What keeps women from keeping their families smaller? Most often, poverty; they can't afford contraception. As Weiss' series showed, in many places where free or low-cost birth control is made available, demand far outstrips supply. But political, religious and cultural forces also play a part. In the Philippines, Weiss wrote, pressure from the Roman Catholic Church led to the virtual elimination of birth-control services at public clinics. In some countries, women have so few rights that they are not allowed to decide how many children they will have.
Nations also tend to view population growth within their borders as a force for their own economic well-being; ever-larger numbers of younger people mean enough workers to build up businesses and help support retirees. This view is shortsighted, however; dramatic drops in birthrates have created temporary hardships in some countries but also long-term benefits once that smaller population reaches retirement. Without the necessary resources and an existing economy prepared to absorb large numbers of new workers, nations that promote high birthrates set themselves up for economic distress and political unrest.

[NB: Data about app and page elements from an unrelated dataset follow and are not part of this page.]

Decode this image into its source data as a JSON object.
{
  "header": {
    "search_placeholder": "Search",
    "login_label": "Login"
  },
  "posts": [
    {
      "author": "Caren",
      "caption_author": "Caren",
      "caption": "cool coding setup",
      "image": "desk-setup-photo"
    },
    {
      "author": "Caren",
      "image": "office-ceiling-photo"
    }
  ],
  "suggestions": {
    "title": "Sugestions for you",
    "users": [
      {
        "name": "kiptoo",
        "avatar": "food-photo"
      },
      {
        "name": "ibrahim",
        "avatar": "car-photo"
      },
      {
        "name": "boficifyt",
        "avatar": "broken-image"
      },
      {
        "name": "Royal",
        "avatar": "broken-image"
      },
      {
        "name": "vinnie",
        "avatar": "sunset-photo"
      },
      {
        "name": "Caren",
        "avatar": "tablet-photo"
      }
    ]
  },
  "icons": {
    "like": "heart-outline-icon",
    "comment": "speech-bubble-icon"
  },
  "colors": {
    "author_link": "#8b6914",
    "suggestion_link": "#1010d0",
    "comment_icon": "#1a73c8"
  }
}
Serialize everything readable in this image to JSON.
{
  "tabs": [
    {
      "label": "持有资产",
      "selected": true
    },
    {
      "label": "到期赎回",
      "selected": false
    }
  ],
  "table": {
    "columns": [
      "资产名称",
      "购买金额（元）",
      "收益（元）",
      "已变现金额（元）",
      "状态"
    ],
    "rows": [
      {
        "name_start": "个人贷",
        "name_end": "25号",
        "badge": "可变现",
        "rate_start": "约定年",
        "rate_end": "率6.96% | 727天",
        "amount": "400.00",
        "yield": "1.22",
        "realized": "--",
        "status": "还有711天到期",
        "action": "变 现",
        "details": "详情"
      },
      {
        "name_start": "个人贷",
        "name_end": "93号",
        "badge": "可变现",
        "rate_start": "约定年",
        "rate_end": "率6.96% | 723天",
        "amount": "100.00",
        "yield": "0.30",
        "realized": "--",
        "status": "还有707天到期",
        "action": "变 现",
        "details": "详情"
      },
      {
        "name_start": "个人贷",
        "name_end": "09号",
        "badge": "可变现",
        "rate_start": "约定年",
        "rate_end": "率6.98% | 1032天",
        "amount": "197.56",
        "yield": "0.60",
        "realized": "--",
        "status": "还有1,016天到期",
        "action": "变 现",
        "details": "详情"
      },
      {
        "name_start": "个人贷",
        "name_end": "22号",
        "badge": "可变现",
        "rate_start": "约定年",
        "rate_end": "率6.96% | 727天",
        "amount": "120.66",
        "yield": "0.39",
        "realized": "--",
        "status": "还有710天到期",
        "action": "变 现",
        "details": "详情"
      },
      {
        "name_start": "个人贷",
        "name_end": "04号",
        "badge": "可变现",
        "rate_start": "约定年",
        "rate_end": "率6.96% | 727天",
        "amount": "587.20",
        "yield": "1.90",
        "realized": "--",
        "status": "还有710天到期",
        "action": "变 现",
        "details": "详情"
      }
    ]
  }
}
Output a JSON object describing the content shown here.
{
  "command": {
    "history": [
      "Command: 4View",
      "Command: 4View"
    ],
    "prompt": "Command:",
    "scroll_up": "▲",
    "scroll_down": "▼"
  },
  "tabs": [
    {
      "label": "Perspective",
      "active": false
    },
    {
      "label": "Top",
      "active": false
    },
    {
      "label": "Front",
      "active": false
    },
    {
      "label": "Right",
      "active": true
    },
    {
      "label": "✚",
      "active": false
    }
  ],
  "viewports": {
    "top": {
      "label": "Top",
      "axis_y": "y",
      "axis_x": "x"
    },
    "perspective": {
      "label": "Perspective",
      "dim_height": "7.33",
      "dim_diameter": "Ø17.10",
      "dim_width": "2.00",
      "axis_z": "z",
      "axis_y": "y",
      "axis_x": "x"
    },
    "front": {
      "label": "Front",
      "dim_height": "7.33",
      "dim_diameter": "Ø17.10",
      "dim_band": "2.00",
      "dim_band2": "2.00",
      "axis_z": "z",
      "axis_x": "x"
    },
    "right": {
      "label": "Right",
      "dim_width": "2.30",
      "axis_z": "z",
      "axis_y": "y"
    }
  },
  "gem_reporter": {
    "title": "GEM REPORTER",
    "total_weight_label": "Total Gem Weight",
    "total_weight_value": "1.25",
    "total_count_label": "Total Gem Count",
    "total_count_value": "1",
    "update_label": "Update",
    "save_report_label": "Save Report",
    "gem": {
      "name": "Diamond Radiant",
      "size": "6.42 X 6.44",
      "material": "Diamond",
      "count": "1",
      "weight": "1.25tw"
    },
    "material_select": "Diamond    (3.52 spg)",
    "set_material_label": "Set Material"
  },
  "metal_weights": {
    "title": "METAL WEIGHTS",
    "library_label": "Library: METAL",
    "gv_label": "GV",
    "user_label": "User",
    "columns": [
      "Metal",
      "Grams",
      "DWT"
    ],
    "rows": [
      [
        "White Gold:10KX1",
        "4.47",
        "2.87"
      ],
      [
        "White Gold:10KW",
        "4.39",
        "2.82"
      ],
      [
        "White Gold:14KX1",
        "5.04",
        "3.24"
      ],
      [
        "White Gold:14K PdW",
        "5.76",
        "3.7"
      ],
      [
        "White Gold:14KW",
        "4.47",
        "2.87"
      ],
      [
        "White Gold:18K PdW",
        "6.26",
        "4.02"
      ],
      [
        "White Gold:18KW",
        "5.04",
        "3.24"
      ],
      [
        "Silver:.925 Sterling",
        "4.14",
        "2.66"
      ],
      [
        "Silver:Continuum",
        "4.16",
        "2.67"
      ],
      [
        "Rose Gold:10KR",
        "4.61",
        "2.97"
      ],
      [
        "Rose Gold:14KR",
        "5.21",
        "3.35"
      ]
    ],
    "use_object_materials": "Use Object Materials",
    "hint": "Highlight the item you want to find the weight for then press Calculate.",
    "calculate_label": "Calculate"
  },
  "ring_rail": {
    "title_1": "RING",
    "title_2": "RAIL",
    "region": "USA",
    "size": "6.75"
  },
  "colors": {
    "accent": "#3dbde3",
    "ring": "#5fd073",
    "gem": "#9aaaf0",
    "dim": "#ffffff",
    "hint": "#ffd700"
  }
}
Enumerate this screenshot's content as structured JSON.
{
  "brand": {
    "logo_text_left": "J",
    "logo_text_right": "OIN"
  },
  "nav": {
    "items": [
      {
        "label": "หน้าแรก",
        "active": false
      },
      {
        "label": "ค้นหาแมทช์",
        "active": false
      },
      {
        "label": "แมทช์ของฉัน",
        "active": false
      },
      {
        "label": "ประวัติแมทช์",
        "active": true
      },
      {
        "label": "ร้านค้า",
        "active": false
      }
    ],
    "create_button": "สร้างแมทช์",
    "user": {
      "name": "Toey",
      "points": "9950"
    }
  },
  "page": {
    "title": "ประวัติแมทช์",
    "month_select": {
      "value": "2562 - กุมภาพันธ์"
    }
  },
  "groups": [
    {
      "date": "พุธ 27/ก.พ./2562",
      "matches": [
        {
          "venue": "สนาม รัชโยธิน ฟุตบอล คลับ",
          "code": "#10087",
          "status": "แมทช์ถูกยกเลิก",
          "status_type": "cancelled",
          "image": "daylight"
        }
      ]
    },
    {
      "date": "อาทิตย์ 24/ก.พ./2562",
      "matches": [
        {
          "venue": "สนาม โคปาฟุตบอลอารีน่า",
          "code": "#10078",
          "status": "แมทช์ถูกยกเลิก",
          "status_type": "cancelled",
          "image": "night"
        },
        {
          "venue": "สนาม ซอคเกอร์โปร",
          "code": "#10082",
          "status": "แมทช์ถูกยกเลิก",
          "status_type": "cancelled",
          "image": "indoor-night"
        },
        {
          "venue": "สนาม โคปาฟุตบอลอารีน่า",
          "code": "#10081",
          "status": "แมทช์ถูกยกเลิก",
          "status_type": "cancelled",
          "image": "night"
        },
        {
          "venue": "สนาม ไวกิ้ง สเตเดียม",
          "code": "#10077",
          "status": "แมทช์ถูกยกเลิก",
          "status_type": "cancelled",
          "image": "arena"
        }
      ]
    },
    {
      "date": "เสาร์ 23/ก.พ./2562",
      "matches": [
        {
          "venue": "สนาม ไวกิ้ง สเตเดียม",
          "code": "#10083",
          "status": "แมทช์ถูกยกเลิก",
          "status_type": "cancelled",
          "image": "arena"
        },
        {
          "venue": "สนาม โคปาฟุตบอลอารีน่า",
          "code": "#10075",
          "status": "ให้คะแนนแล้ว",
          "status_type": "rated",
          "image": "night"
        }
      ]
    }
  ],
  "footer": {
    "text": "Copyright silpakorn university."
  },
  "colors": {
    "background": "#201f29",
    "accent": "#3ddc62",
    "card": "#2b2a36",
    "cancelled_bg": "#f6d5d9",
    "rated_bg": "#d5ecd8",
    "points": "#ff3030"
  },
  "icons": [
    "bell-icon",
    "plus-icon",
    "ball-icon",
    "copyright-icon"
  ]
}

Even if it went only to nations that want it, increased family planning aid would make an enormous difference. Yet U.S. funding for such aid has been flat-lined for two decades, and the difference has not been made up by others.
That has to change; such assistance is one of the best ways to reduce and prevent a global litany of suffering. Of almost equal value is aid for girls' education in nations where families cannot afford it; repeated studies have found that girls who receive even a minimal amount of basic schooling choose to have smaller families.
Because of the political sensitivities around birth control, abortion and family choice, too few world leaders have been willing to openly address what is clearly one of the most important factors affecting hunger, international economics, agriculture, energy and the environment. It's a topic we have minimized at our peril.